Effects of a High-Intensity Functional Exercise Program on Dependence in Activities of Daily Living and Balance in Older Adults with Dementia
2016 (English)In: Journal of The American Geriatrics Society, ISSN 0002-8614, E-ISSN 1532-5415, Vol. 64, no 1, 55-64 p.Article in journal (Refereed) Published
OBJECTIVES: To investigate the effects of a high-intensity functional exercise program on independence in activities of daily living (ADLs) and balance in older people with dementia and whether exercise effects differed between dementia types.
DESIGN: Cluster-randomized controlled trial: Umeå Dementia and Exercise (UMDEX) study.
SETTING: Residential care facilities, Umeå, Sweden.
PARTICIPANTS: Individuals aged 65 and older with a dementia diagnosis, a Mini-Mental State Examination score of 10 or greater, and dependence in ADLs (N = 186).
INTERVENTION: Ninety-three participants each were allocated to the high-intensity functional exercise program, comprising lower limb strength and balance exercises, and 93 to a seated control activity.
MEASUREMENTS: Blinded assessors measured ADL independence using the Functional Independence Measure (FIM) and Barthel Index (BI) and balance using the Berg Balance Scale (BBS) at baseline and 4 (directly after intervention completion) and 7 months.

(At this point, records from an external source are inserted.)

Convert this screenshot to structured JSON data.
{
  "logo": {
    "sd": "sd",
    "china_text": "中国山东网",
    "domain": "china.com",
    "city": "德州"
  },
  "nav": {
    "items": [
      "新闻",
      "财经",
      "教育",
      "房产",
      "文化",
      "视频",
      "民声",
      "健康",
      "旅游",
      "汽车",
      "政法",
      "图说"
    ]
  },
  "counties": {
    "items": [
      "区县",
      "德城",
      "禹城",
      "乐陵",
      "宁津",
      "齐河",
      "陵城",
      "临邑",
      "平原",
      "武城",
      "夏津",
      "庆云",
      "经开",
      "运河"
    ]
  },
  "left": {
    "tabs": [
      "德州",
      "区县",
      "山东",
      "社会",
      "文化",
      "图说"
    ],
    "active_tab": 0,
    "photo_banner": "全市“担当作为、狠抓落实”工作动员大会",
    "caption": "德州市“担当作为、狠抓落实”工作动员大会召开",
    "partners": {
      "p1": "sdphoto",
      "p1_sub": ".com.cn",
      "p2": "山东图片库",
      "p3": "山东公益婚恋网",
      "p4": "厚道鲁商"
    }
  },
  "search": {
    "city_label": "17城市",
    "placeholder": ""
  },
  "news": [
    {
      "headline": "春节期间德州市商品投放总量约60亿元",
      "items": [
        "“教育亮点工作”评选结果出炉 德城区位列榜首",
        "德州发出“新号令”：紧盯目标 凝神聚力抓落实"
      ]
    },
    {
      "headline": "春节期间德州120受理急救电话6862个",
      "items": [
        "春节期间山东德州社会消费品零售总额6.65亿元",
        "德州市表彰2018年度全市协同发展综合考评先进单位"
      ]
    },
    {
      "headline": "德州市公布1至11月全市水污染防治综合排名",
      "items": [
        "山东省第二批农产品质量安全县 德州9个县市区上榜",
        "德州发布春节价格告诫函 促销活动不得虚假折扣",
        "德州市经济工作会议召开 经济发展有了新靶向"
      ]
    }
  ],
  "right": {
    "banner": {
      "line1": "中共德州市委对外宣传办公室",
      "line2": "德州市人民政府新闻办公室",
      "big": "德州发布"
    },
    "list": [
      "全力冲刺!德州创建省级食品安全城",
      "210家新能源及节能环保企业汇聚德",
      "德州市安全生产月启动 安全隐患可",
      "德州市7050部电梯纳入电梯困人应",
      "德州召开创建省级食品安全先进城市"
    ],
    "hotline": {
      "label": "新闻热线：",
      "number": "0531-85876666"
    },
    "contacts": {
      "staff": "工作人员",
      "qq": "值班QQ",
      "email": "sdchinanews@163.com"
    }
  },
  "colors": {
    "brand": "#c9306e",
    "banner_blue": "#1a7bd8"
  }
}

RESULTS: Linear mixed models showed no between-group effect on ADL independence at 4 (FIM=1.3, 95% confidence interval (CI)=-1.6-4.3; BI=0.6, 95% CI=-0.2-1.4) or 7 (FIM=0.8, 95% CI=-2.2-3.8; BI=0.6, 95% CI=-0.3-1.4) months. A significant between-group effect on balance favoring exercise was observed at 4 months (BBS=4.2, 95% CI=1.8-6.6). In interaction analyses, exercise effects differed significantly between dementia types. Positive between-group exercise effects were found in participants with non-Alzheimer's dementia according to the FIM at 7 months and BI and BBS at 4 and 7 months.
CONCLUSION: In older people with mild to moderate dementia living in residential care facilities, a 4-month high-intensity functional exercise program appears to slow decline in ADL independence and improve balance, albeit only in participants with non-Alzheimer's dementia.
Place, publisher, year, edition, pages
2016. Vol. 64, no 1, 55-64 p.
activities of daily living, dementia, exercise, postural balance, residential facilities
Public Health, Global Health, Social Medicine and Epidemiology
IdentifiersURN: urn:nbn:se:umu:diva-116818DOI: 10.1111/jgs.13880ISI: 000371157900009PubMedID: 26782852OAI: oai:DiVA.org:umu-116818DiVA: diva2:902879